→ Source material
☆ ☆ ☆ ☆ ☆ ☆ ☆
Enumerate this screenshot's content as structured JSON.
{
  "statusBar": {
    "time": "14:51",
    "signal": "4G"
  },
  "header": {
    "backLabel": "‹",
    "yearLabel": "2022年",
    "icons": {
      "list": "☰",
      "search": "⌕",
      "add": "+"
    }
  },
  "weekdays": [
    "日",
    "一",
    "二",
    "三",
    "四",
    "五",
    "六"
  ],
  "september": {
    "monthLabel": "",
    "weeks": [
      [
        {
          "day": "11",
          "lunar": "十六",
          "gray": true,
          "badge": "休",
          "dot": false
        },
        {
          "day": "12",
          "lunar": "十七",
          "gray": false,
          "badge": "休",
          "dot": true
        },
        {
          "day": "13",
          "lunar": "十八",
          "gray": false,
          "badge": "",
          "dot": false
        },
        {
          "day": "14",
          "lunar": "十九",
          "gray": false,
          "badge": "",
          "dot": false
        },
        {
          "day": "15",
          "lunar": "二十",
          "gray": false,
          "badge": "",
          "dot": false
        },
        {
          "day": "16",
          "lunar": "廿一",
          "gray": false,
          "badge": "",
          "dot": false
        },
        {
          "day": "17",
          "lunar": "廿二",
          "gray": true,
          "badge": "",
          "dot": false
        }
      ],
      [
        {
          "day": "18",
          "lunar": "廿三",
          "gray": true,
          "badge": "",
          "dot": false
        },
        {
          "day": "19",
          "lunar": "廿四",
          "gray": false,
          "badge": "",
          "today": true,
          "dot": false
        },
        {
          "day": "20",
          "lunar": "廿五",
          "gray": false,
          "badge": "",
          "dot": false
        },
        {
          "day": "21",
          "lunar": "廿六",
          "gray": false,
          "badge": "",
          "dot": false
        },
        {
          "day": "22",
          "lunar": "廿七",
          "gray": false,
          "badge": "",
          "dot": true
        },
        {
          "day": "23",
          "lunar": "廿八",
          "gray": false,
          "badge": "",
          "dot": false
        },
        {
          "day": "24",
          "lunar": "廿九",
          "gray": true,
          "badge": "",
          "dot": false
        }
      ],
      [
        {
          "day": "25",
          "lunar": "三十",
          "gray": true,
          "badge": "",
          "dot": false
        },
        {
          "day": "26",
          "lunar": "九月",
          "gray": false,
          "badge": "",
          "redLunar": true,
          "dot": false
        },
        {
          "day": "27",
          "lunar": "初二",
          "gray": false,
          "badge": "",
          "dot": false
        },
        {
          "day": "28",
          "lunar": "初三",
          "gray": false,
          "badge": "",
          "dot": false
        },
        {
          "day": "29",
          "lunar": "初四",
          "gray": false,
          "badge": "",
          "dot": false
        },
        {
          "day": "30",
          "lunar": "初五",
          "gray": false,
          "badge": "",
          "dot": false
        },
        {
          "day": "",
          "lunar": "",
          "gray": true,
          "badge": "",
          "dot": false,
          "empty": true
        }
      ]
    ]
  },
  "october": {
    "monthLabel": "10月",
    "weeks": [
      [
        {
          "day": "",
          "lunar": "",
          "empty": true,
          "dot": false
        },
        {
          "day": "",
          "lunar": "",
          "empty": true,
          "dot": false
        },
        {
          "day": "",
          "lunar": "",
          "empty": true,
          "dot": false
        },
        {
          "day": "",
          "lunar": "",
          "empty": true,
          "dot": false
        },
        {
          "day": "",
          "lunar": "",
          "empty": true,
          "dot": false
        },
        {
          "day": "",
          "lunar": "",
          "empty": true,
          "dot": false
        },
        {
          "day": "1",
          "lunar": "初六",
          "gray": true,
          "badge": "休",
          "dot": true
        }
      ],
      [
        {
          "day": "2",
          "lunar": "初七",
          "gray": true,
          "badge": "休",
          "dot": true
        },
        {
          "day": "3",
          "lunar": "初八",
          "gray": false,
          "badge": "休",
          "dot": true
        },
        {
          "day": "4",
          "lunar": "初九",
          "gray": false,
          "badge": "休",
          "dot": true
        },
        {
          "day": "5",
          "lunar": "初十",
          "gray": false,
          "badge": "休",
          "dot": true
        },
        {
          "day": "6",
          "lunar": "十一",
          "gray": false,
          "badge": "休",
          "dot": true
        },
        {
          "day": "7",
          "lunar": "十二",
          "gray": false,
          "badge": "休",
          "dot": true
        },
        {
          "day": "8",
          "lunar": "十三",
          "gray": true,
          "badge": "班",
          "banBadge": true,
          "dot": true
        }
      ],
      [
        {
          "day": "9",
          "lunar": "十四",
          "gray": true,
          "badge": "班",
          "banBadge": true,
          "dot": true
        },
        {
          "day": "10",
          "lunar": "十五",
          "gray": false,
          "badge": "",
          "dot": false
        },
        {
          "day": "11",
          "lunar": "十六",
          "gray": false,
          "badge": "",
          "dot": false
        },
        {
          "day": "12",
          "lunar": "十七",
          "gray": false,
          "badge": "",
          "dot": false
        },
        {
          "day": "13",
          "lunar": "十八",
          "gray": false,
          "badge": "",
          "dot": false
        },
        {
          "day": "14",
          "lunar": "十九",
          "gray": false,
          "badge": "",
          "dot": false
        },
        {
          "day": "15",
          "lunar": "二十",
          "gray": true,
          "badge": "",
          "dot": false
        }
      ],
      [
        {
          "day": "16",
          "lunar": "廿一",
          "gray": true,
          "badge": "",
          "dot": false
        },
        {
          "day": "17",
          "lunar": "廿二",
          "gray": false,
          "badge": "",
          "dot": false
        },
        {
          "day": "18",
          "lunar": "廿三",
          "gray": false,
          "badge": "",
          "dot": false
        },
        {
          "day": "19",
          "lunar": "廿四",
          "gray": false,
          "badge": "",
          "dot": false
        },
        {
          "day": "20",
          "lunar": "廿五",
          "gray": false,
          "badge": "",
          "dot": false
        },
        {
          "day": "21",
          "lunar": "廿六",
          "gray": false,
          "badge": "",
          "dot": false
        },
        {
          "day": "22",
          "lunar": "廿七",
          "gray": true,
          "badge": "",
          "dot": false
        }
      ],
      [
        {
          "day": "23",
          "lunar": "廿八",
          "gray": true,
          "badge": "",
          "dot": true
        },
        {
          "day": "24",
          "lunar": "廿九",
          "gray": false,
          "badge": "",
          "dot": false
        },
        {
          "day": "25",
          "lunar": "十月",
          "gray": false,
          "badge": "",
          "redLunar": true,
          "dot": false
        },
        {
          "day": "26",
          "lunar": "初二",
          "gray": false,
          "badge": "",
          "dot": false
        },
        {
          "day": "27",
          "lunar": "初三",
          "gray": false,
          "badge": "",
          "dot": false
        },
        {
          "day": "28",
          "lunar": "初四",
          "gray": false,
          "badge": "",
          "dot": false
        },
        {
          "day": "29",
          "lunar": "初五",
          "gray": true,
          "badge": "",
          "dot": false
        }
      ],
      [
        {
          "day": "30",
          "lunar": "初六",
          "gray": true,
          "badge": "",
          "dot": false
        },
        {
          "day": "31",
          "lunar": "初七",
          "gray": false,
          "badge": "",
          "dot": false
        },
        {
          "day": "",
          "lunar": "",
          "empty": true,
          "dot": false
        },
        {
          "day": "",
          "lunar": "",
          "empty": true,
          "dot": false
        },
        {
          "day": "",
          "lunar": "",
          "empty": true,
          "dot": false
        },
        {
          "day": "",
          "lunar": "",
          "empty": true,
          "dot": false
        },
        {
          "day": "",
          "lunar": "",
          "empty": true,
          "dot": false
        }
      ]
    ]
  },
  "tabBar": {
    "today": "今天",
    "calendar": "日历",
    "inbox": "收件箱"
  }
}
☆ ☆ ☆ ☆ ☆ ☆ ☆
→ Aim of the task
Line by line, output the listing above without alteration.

→ Problem solution
Enumerate this screenshot's content as structured JSON.
{
  "statusBar": {
    "time": "14:51",
    "signal": "4G"
  },
  "header": {
    "backLabel": "‹",
    "yearLabel": "2022年",
    "icons": {
      "list": "☰",
      "search": "⌕",
      "add": "+"
    }
  },
  "weekdays": [
    "日",
    "一",
    "二",
    "三",
    "四",
    "五",
    "六"
  ],
  "september": {
    "monthLabel": "",
    "weeks": [
      [
        {
          "day": "11",
          "lunar": "十六",
          "gray": true,
          "badge": "休",
          "dot": false
        },
        {
          "day": "12",
          "lunar": "十七",
          "gray": false,
          "badge": "休",
          "dot": true
        },
        {
          "day": "13",
          "lunar": "十八",
          "gray": false,
          "badge": "",
          "dot": false
        },
        {
          "day": "14",
          "lunar": "十九",
          "gray": false,
          "badge": "",
          "dot": false
        },
        {
          "day": "15",
          "lunar": "二十",
          "gray": false,
          "badge": "",
          "dot": false
        },
        {
          "day": "16",
          "lunar": "廿一",
          "gray": false,
          "badge": "",
          "dot": false
        },
        {
          "day": "17",
          "lunar": "廿二",
          "gray": true,
          "badge": "",
          "dot": false
        }
      ],
      [
        {
          "day": "18",
          "lunar": "廿三",
          "gray": true,
          "badge": "",
          "dot": false
        },
        {
          "day": "19",
          "lunar": "廿四",
          "gray": false,
          "badge": "",
          "today": true,
          "dot": false
        },
        {
          "day": "20",
          "lunar": "廿五",
          "gray": false,
          "badge": "",
          "dot": false
        },
        {
          "day": "21",
          "lunar": "廿六",
          "gray": false,
          "badge": "",
          "dot": false
        },
        {
          "day": "22",
          "lunar": "廿七",
          "gray": false,
          "badge": "",
          "dot": true
        },
        {
          "day": "23",
          "lunar": "廿八",
          "gray": false,
          "badge": "",
          "dot": false
        },
        {
          "day": "24",
          "lunar": "廿九",
          "gray": true,
          "badge": "",
          "dot": false
        }
      ],
      [
        {
          "day": "25",
          "lunar": "三十",
          "gray": true,
          "badge": "",
          "dot": false
        },
        {
          "day": "26",
          "lunar": "九月",
          "gray": false,
          "badge": "",
          "redLunar": true,
          "dot": false
        },
        {
          "day": "27",
          "lunar": "初二",
          "gray": false,
          "badge": "",
          "dot": false
        },
        {
          "day": "28",
          "lunar": "初三",
          "gray": false,
          "badge": "",
          "dot": false
        },
        {
          "day": "29",
          "lunar": "初四",
          "gray": false,
          "badge": "",
          "dot": false
        },
        {
          "day": "30",
          "lunar": "初五",
          "gray": false,
          "badge": "",
          "dot": false
        },
        {
          "day": "",
          "lunar": "",
          "gray": true,
          "badge": "",
          "dot": false,
          "empty": true
        }
      ]
    ]
  },
  "october": {
    "monthLabel": "10月",
    "weeks": [
      [
        {
          "day": "",
          "lunar": "",
          "empty": true,
          "dot": false
        },
        {
          "day": "",
          "lunar": "",
          "empty": true,
          "dot": false
        },
        {
          "day": "",
          "lunar": "",
          "empty": true,
          "dot": false
        },
        {
          "day": "",
          "lunar": "",
          "empty": true,
          "dot": false
        },
        {
          "day": "",
          "lunar": "",
          "empty": true,
          "dot": false
        },
        {
          "day": "",
          "lunar": "",
          "empty": true,
          "dot": false
        },
        {
          "day": "1",
          "lunar": "初六",
          "gray": true,
          "badge": "休",
          "dot": true
        }
      ],
      [
        {
          "day": "2",
          "lunar": "初七",
          "gray": true,
          "badge": "休",
          "dot": true
        },
        {
          "day": "3",
          "lunar": "初八",
          "gray": false,
          "badge": "休",
          "dot": true
        },
        {
          "day": "4",
          "lunar": "初九",
          "gray": false,
          "badge": "休",
          "dot": true
        },
        {
          "day": "5",
          "lunar": "初十",
          "gray": false,
          "badge": "休",
          "dot": true
        },
        {
          "day": "6",
          "lunar": "十一",
          "gray": false,
          "badge": "休",
          "dot": true
        },
        {
          "day": "7",
          "lunar": "十二",
          "gray": false,
          "badge": "休",
          "dot": true
        },
        {
          "day": "8",
          "lunar": "十三",
          "gray": true,
          "badge": "班",
          "banBadge": true,
          "dot": true
        }
      ],
      [
        {
          "day": "9",
          "lunar": "十四",
          "gray": true,
          "badge": "班",
          "banBadge": true,
          "dot": true
        },
        {
          "day": "10",
          "lunar": "十五",
          "gray": false,
          "badge": "",
          "dot": false
        },
        {
          "day": "11",
          "lunar": "十六",
          "gray": false,
          "badge": "",
          "dot": false
        },
        {
          "day": "12",
          "lunar": "十七",
          "gray": false,
          "badge": "",
          "dot": false
        },
        {
          "day": "13",
          "lunar": "十八",
          "gray": false,
          "badge": "",
          "dot": false
        },
        {
          "day": "14",
          "lunar": "十九",
          "gray": false,
          "badge": "",
          "dot": false
        },
        {
          "day": "15",
          "lunar": "二十",
          "gray": true,
          "badge": "",
          "dot": false
        }
      ],
      [
        {
          "day": "16",
          "lunar": "廿一",
          "gray": true,
          "badge": "",
          "dot": false
        },
        {
          "day": "17",
          "lunar": "廿二",
          "gray": false,
          "badge": "",
          "dot": false
        },
        {
          "day": "18",
          "lunar": "廿三",
          "gray": false,
          "badge": "",
          "dot": false
        },
        {
          "day": "19",
          "lunar": "廿四",
          "gray": false,
          "badge": "",
          "dot": false
        },
        {
          "day": "20",
          "lunar": "廿五",
          "gray": false,
          "badge": "",
          "dot": false
        },
        {
          "day": "21",
          "lunar": "廿六",
          "gray": false,
          "badge": "",
          "dot": false
        },
        {
          "day": "22",
          "lunar": "廿七",
          "gray": true,
          "badge": "",
          "dot": false
        }
      ],
      [
        {
          "day": "23",
          "lunar": "廿八",
          "gray": true,
          "badge": "",
          "dot": true
        },
        {
          "day": "24",
          "lunar": "廿九",
          "gray": false,
          "badge": "",
          "dot": false
        },
        {
          "day": "25",
          "lunar": "十月",
          "gray": false,
          "badge": "",
          "redLunar": true,
          "dot": false
        },
        {
          "day": "26",
          "lunar": "初二",
          "gray": false,
          "badge": "",
          "dot": false
        },
        {
          "day": "27",
          "lunar": "初三",
          "gray": false,
          "badge": "",
          "dot": false
        },
        {
          "day": "28",
          "lunar": "初四",
          "gray": false,
          "badge": "",
          "dot": false
        },
        {
          "day": "29",
          "lunar": "初五",
          "gray": true,
          "badge": "",
          "dot": false
        }
      ],
      [
        {
          "day": "30",
          "lunar": "初六",
          "gray": true,
          "badge": "",
          "dot": false
        },
        {
          "day": "31",
          "lunar": "初七",
          "gray": false,
          "badge": "",
          "dot": false
        },
        {
          "day": "",
          "lunar": "",
          "empty": true,
          "dot": false
        },
        {
          "day": "",
          "lunar": "",
          "empty": true,
          "dot": false
        },
        {
          "day": "",
          "lunar": "",
          "empty": true,
          "dot": false
        },
        {
          "day": "",
          "lunar": "",
          "empty": true,
          "dot": false
        },
        {
          "day": "",
          "lunar": "",
          "empty": true,
          "dot": false
        }
      ]
    ]
  },
  "tabBar": {
    "today": "今天",
    "calendar": "日历",
    "inbox": "收件箱"
  }
}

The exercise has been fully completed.